I recently went to the exhibit “Becoming Van Gogh” at the Denver Art Museum which proved to be a fascinating exploration into the unconventional 10 year artistic career of Vincent van Gogh. It highlights the progression of the self-taught artist with his early struggles of proportion and perspective, of the human figure and their placement in the landscape. As well as his many experiments with various medias and mediums, and his reluctance into color, all founded in his desire to evoke emotion.

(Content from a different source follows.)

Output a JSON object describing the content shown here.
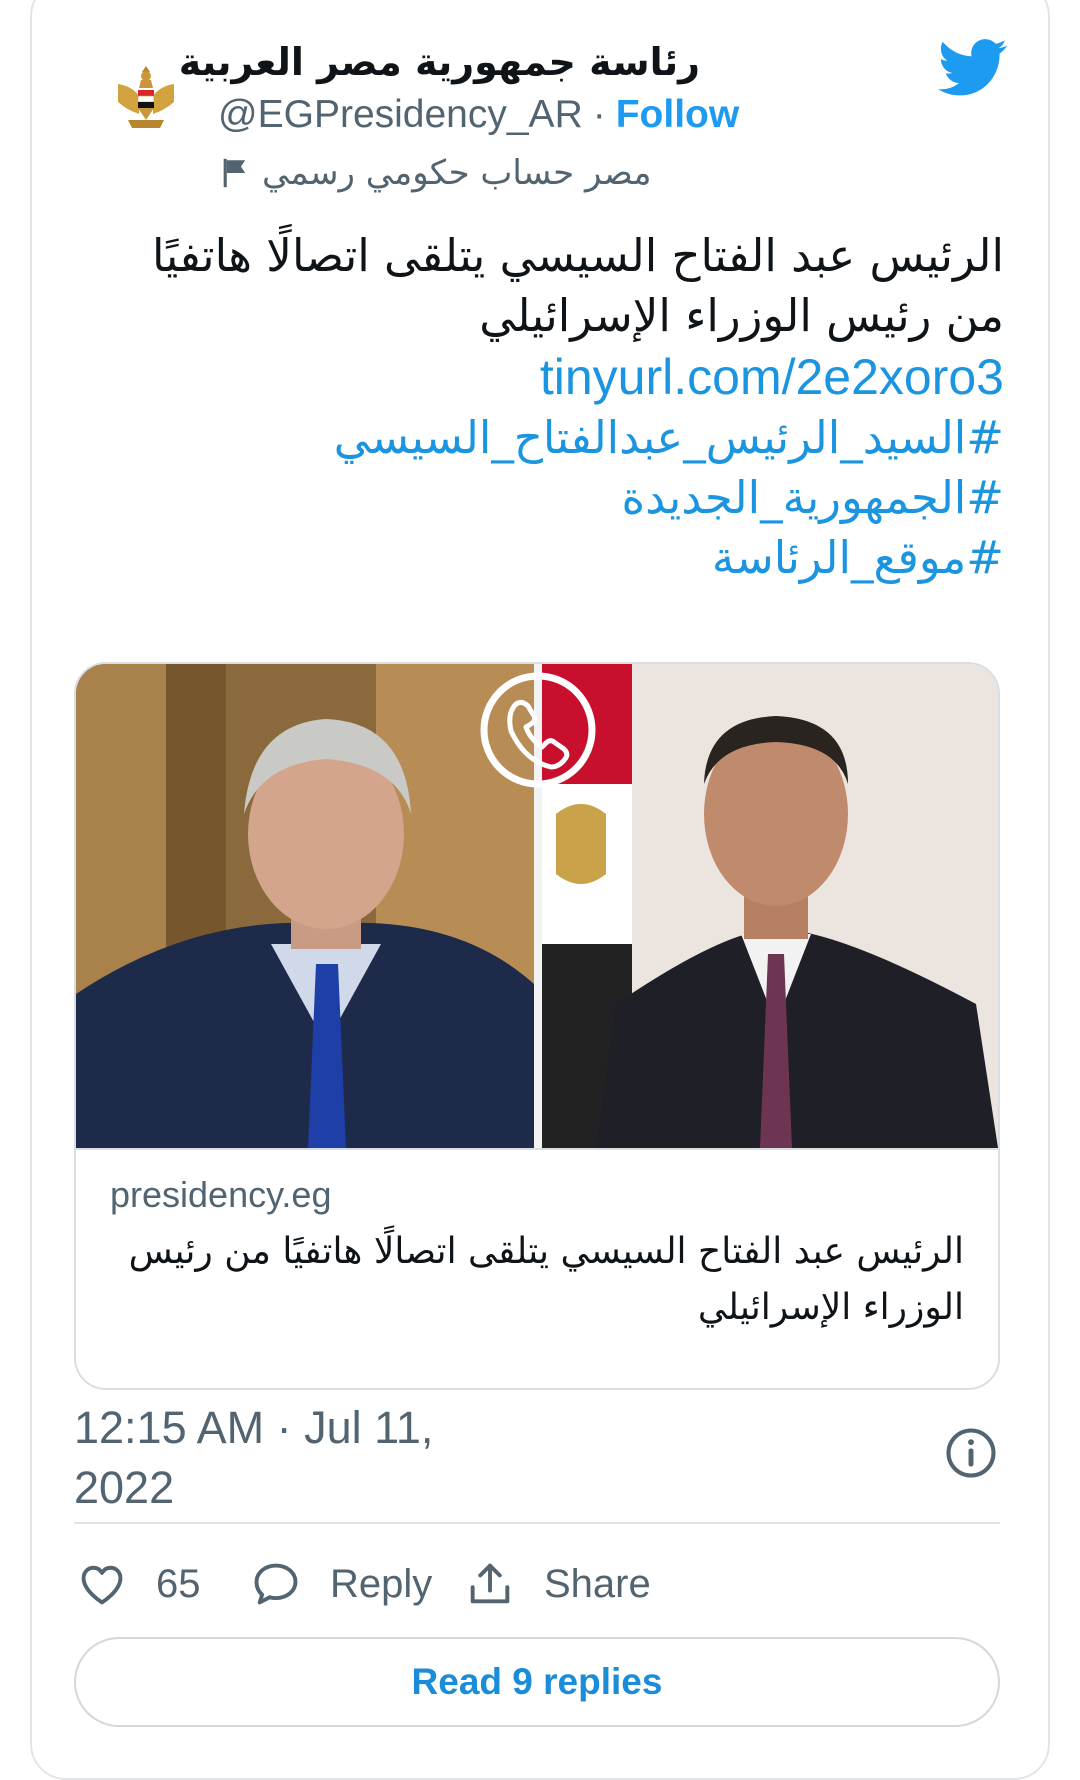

What I found to be most intriguing were the artistic decisions he made while drawing in the field out in nature. A collection of photographs by John Rewald taken from vantage points where van Gogh had used for his studies to essentially “peer over the artist’s shoulder” reveal artistic liberties that Ernst Gombrich remarked in his study Art and Illusion “…[van Gogh] went out into nature to look for material for a picture and (his) artistic wisdom led (him) to organize the elements of the landscape into works of art of marvelous complexity…”(p89) His decisions to omit certain elements or move landmarks and blur backgrounds, reveals an emotional relationship to the landscape that emphasizes a keen understanding of the patterns and cycles of nature and an ability to organize and arrange the key features of a site to reflect a unique setting that does not record an exact representation instead as best explained further by Gombrich “…bears as much relationship to a surveyor’s record as a poem bears to a police report.”

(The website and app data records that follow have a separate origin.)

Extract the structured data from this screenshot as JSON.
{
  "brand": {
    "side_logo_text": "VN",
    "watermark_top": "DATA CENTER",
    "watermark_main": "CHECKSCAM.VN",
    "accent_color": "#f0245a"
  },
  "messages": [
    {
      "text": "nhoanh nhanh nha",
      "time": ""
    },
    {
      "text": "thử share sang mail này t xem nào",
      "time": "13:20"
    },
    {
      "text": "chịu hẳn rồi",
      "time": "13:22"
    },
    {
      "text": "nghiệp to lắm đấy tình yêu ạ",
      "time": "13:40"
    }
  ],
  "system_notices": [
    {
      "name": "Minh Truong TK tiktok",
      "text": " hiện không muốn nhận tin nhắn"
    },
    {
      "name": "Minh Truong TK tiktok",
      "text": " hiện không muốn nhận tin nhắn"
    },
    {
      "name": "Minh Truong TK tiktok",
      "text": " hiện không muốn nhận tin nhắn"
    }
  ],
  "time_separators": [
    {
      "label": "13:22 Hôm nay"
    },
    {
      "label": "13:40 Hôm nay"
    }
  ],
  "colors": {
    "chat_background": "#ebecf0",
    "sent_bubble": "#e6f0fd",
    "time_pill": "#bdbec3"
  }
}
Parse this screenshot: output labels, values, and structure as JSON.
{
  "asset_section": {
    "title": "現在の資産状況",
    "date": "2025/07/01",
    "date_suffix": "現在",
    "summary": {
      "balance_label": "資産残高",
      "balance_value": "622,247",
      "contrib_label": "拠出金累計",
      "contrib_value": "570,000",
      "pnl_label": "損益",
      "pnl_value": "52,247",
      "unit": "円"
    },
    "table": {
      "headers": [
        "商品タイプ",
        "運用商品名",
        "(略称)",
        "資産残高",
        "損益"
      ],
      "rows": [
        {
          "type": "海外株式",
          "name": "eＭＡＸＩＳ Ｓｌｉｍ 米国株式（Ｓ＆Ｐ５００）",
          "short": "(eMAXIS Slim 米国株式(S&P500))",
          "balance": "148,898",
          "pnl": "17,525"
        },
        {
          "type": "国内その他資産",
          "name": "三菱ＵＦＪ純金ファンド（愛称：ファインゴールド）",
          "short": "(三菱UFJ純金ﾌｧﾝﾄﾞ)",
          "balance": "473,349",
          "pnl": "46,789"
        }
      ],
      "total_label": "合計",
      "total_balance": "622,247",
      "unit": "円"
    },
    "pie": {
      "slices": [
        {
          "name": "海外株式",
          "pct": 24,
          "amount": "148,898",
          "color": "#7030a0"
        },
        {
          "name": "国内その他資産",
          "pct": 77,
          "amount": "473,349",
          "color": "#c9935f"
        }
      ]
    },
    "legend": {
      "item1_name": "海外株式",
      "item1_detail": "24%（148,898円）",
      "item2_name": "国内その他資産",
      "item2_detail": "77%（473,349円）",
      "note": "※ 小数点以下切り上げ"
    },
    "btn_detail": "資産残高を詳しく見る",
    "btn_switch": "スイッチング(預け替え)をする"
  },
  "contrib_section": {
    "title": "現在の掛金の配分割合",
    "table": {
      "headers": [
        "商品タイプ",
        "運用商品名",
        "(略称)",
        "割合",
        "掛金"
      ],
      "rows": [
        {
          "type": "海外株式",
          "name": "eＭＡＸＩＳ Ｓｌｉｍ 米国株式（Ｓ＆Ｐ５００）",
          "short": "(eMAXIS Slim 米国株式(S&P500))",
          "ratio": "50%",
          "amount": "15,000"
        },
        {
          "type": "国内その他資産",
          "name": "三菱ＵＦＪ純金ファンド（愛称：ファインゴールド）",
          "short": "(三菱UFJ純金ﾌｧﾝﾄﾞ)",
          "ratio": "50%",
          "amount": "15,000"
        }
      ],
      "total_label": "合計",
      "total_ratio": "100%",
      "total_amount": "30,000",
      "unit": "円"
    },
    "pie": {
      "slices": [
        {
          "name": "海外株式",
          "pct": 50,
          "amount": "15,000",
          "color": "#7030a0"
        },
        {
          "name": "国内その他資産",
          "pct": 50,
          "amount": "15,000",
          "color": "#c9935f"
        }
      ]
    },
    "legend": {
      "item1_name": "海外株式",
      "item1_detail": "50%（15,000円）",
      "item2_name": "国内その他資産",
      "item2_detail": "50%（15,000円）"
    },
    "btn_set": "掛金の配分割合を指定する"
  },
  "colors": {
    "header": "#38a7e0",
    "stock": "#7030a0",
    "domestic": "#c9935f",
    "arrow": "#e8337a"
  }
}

What struck me was the correlation of his artistic decisions used to evoke emotion and create an experience with his paintings, to that of today’s design professions with their shared goals and similar strategies, in our case as landscape architects where our palette is nature and our desire to elicit emotion and create lasting impressions on the people who experience our designs and spaces are central to our profession and core intentions as designers.

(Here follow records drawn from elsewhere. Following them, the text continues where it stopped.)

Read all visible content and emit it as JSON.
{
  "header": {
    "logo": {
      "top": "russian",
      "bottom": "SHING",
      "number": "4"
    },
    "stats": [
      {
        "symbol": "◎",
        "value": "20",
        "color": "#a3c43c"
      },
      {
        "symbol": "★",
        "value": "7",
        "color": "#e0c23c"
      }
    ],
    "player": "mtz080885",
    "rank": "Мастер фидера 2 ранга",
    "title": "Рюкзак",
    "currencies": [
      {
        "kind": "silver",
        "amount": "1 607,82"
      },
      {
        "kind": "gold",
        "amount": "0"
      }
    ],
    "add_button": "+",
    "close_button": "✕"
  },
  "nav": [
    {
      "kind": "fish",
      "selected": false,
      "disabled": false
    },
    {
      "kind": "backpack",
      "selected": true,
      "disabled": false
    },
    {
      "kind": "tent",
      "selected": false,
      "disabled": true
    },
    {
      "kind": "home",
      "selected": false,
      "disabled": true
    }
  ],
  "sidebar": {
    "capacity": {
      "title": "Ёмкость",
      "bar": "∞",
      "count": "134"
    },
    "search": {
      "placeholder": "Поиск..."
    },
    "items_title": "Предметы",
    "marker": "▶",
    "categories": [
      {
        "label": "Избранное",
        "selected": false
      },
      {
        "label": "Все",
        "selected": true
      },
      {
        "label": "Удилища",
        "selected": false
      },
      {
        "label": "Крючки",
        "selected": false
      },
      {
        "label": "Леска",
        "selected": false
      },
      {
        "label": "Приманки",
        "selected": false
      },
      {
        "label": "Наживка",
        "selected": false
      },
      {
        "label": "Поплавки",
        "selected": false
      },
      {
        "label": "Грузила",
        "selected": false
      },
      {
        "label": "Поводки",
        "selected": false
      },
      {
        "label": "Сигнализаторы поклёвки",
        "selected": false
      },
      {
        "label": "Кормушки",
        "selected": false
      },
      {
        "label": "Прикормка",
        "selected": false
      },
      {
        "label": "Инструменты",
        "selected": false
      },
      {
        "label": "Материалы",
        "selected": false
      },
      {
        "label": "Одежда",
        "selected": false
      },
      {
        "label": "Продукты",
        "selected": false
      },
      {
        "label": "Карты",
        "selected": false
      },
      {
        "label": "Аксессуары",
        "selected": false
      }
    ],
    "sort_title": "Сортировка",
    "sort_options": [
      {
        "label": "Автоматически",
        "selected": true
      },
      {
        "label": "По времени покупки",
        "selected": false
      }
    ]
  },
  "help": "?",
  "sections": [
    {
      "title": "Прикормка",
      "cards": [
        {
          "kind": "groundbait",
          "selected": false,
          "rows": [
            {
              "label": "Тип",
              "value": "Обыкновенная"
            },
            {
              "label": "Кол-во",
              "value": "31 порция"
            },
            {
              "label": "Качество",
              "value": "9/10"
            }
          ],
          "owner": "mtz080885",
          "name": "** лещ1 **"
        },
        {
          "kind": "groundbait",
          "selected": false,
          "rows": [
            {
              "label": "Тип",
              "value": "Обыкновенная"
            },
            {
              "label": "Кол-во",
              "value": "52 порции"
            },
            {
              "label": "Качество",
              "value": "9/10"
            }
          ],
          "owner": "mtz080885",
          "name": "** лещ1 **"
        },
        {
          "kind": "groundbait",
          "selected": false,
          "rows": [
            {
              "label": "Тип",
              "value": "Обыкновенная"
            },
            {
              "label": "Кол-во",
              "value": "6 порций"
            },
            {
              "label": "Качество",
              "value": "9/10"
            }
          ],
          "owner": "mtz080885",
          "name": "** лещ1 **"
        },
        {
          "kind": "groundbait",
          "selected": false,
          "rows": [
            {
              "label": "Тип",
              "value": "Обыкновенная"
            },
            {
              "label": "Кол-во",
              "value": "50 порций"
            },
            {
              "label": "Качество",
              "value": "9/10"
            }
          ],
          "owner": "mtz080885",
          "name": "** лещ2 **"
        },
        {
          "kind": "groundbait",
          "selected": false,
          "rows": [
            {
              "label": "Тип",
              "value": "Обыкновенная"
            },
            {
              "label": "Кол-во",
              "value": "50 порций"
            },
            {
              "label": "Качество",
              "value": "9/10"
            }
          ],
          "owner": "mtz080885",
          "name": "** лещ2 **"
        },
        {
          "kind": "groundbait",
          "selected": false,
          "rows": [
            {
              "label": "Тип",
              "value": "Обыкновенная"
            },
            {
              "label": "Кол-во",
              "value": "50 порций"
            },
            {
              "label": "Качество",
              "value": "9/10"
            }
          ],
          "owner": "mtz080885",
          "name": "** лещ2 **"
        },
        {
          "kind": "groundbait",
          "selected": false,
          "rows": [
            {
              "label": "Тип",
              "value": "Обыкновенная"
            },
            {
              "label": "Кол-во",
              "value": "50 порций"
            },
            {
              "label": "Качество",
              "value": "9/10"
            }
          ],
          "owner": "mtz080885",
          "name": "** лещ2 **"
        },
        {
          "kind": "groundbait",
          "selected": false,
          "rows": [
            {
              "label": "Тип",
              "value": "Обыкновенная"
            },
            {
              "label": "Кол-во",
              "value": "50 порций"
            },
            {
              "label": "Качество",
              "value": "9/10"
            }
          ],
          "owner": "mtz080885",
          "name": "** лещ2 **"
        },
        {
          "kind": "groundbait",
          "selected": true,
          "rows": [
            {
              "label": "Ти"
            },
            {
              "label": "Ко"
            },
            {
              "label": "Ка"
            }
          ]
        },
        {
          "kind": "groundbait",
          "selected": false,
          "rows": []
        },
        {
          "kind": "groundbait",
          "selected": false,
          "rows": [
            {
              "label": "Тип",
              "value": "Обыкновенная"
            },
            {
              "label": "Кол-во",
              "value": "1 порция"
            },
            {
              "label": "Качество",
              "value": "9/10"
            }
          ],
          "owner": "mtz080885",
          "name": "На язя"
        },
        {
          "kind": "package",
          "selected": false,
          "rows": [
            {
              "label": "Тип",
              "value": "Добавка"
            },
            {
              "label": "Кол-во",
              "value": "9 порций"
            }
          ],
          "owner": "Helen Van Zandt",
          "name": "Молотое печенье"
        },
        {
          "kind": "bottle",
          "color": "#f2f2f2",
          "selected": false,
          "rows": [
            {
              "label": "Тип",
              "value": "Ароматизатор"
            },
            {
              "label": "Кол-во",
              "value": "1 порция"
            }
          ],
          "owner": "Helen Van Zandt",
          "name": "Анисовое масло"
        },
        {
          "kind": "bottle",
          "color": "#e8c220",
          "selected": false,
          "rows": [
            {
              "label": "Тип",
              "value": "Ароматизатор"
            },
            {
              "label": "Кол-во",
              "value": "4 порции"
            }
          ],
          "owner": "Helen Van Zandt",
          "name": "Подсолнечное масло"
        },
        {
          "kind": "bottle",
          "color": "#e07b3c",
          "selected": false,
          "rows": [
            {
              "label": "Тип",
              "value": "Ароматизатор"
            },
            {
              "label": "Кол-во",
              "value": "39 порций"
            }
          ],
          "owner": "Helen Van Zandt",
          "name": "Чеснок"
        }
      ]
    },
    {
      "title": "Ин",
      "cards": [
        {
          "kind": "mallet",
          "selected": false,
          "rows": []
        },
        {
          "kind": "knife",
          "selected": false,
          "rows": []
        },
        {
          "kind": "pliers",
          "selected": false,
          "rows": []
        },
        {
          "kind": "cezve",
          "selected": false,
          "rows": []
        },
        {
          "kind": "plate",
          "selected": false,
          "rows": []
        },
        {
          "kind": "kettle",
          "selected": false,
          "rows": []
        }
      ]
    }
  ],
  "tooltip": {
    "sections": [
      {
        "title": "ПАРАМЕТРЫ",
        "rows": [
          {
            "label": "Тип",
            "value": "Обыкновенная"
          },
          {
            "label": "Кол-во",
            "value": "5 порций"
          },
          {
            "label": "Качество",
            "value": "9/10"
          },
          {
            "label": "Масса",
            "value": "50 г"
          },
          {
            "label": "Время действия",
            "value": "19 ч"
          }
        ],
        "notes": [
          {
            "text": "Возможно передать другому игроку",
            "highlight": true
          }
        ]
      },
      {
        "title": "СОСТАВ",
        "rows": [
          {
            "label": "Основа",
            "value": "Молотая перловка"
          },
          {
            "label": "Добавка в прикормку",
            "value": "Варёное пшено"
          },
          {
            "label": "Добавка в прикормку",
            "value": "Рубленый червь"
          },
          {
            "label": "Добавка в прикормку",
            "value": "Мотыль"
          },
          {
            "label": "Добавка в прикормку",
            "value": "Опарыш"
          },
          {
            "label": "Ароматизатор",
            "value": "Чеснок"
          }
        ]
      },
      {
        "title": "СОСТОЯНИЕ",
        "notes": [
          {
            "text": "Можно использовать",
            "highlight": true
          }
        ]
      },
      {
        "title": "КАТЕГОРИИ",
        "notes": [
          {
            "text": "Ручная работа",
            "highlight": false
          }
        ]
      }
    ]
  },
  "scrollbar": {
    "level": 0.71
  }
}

The exhibit is near its end, though the Denver Art Museum has published a book Becoming van Gogh complete with the 89 exhibited works with notes and excerpts from letters by van Gogh highlighting his insights into the challenges of the creative process “…sometimes success is the outcome of a string of failures…” and my personal favorite “if one truly loves nature, one finds beauty everywhere.” – Vincent van Gogh.
Becoming van Gogh. Published by Denver Art Museum 2012, Distributed by Yale University Press, New Haven and London.